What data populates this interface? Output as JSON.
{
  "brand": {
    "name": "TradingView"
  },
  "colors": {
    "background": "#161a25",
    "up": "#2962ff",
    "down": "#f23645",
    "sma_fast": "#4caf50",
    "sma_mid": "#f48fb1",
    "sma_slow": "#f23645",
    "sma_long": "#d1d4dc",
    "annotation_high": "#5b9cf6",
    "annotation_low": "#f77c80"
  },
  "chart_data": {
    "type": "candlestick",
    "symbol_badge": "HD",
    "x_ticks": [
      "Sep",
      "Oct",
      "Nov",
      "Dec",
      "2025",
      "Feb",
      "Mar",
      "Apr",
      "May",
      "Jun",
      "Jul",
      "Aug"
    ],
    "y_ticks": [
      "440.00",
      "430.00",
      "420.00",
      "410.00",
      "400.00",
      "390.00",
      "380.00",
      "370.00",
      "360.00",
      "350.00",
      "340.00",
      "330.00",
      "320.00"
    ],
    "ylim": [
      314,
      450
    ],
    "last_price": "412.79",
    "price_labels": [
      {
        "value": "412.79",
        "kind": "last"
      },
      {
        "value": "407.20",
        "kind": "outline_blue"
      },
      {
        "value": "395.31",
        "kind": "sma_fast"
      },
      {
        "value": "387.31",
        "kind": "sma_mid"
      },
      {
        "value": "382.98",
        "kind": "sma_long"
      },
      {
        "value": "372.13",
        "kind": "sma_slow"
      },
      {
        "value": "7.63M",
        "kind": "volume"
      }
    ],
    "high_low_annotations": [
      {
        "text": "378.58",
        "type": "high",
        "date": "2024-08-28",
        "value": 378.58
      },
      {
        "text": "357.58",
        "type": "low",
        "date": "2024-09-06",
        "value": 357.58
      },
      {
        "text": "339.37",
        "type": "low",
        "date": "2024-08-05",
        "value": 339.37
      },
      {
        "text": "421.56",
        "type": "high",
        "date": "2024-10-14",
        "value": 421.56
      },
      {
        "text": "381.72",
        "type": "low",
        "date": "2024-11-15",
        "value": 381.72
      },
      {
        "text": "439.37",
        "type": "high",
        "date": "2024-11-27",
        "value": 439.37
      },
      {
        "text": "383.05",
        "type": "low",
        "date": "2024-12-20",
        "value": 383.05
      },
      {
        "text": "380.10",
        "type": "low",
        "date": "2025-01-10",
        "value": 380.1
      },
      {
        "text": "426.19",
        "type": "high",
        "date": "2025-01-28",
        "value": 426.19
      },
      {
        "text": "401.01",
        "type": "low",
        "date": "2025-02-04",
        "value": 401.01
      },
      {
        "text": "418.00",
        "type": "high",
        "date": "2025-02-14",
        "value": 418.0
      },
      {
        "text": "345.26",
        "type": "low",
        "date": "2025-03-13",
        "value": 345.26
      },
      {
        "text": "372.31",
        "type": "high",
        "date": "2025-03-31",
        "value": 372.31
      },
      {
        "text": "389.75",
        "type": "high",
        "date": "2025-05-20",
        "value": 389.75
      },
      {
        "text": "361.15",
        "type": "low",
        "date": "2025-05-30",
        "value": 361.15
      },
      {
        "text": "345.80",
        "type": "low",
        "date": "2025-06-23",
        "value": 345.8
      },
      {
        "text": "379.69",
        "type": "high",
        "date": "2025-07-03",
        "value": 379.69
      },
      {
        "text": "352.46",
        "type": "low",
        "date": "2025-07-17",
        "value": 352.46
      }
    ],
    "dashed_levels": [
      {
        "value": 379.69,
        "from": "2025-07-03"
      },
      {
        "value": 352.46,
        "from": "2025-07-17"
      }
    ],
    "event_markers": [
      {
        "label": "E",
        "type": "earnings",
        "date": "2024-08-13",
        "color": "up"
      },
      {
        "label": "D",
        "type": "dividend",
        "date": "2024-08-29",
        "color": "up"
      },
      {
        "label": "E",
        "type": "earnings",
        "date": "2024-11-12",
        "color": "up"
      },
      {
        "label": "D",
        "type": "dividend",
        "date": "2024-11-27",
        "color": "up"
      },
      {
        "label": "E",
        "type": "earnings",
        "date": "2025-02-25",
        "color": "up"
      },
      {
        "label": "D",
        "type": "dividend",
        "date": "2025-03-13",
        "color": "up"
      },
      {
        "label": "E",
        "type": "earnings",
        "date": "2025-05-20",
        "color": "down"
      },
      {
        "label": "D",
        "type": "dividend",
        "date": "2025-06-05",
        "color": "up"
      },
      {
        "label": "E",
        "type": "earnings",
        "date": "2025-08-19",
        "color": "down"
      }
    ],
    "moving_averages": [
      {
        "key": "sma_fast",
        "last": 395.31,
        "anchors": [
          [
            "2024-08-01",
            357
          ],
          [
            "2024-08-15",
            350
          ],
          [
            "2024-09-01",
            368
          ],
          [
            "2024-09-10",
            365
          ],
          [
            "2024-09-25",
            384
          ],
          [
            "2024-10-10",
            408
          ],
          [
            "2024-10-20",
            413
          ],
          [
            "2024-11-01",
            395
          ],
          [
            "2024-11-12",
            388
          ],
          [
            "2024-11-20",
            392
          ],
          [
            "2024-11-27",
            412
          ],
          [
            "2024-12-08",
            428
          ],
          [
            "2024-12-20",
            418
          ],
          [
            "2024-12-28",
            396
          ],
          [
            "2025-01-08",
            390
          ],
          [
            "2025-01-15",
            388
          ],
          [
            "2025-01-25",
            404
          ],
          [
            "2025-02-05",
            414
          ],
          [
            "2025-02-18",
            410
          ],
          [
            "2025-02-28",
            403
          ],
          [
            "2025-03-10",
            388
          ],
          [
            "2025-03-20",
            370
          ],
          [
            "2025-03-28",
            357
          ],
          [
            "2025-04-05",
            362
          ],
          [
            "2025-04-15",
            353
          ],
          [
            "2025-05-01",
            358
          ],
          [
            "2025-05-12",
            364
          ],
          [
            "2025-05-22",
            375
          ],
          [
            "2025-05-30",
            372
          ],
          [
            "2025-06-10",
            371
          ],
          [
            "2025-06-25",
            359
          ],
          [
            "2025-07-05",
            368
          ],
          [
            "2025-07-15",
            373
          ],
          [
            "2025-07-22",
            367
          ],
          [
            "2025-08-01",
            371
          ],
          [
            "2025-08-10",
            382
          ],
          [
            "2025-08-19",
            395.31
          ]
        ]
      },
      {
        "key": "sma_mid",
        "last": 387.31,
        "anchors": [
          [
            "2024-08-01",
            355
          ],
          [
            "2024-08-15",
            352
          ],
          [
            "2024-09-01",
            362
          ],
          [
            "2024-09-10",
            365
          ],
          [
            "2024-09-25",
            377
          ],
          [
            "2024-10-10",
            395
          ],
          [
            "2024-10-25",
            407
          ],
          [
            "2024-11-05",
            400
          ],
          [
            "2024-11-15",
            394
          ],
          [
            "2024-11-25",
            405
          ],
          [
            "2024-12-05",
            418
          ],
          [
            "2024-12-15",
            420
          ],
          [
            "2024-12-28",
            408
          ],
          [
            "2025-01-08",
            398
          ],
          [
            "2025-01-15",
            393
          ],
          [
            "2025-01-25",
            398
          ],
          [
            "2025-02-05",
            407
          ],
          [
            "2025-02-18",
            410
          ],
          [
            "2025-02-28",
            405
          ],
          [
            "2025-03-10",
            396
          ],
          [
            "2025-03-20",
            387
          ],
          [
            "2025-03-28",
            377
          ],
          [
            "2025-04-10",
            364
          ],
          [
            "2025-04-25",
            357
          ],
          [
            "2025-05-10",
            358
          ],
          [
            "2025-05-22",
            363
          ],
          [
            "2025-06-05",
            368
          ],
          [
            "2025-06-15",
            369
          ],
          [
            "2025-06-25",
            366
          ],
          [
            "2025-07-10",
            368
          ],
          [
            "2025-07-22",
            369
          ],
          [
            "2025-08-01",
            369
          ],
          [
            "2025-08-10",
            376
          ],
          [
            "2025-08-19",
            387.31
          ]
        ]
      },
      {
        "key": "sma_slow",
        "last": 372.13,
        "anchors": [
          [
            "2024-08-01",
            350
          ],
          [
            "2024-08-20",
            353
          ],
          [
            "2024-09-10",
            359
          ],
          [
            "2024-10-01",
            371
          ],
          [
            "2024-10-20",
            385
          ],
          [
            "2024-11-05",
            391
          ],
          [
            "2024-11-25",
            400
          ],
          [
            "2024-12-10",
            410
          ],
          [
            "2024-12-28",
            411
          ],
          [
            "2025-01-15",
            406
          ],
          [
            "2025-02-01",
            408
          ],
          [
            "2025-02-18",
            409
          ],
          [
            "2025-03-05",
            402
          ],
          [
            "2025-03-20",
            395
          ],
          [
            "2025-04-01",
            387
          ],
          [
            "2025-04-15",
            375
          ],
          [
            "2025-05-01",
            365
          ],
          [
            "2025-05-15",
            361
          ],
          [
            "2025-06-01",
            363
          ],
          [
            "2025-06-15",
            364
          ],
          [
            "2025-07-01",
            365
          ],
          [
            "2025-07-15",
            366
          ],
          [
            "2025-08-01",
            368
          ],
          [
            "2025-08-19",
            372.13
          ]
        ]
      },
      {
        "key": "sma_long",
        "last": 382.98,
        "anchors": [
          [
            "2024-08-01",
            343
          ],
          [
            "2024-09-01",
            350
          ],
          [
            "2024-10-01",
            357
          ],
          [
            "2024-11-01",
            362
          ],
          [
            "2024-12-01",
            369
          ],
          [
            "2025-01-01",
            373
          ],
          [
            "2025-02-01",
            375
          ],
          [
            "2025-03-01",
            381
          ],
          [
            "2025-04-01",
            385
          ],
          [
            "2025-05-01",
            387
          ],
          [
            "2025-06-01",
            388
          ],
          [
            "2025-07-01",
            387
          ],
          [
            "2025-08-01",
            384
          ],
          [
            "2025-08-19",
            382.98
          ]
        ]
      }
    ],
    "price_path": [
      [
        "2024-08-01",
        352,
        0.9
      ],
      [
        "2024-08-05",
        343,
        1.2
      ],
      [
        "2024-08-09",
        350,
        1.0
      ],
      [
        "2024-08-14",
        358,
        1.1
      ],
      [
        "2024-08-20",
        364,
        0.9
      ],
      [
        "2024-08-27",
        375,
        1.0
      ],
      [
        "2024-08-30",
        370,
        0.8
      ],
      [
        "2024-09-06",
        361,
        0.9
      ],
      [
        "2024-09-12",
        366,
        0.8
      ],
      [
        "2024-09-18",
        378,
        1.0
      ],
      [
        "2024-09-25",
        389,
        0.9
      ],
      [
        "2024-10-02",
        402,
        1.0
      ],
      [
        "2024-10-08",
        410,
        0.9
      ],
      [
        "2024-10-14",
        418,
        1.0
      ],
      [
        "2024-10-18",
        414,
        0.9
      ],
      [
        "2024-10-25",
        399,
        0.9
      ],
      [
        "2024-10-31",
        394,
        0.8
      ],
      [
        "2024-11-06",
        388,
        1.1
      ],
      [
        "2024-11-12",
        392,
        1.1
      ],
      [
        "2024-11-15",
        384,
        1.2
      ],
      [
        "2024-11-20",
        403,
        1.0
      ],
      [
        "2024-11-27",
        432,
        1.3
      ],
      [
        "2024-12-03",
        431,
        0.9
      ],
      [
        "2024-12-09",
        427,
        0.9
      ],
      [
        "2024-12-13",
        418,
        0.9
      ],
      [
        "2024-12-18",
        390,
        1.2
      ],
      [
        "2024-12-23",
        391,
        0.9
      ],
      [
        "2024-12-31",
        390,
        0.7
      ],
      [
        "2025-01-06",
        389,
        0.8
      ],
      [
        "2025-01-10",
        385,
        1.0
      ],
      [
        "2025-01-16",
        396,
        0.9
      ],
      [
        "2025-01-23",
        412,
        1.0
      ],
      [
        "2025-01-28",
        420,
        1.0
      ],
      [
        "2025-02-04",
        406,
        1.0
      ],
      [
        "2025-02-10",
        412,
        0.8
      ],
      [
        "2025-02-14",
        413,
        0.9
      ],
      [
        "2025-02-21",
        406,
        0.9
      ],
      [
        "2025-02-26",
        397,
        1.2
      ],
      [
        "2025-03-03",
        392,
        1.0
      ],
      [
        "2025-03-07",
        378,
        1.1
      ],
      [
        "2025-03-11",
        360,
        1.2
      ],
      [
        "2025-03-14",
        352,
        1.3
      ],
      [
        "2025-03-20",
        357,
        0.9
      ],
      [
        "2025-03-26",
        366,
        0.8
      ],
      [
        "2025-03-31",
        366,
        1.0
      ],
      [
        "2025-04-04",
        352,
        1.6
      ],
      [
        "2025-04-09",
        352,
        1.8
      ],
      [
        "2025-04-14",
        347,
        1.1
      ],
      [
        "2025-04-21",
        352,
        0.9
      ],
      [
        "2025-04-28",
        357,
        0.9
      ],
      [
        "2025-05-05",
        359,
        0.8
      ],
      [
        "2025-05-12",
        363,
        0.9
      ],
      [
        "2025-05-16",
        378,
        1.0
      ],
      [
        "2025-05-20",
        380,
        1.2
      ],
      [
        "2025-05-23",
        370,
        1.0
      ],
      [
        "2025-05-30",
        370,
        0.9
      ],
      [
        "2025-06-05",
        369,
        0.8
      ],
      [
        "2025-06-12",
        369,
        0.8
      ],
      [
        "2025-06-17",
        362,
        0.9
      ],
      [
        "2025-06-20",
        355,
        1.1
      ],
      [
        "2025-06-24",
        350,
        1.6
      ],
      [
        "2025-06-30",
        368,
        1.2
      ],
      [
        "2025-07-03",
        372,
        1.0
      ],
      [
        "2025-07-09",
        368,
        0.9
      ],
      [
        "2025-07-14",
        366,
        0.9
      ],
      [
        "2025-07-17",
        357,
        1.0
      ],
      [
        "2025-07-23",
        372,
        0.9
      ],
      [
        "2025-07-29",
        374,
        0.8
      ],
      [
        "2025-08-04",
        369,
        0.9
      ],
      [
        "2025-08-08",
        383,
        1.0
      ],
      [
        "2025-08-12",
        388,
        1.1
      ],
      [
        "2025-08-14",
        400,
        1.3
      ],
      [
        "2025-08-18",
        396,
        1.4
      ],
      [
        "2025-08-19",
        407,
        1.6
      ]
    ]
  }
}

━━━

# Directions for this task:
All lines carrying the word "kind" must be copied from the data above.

# Result of this task:
        "kind": "last"
        "kind": "outline_blue"
        "kind": "sma_fast"
        "kind": "sma_mid"
        "kind": "sma_long"
        "kind": "sma_slow"
        "kind": "volume"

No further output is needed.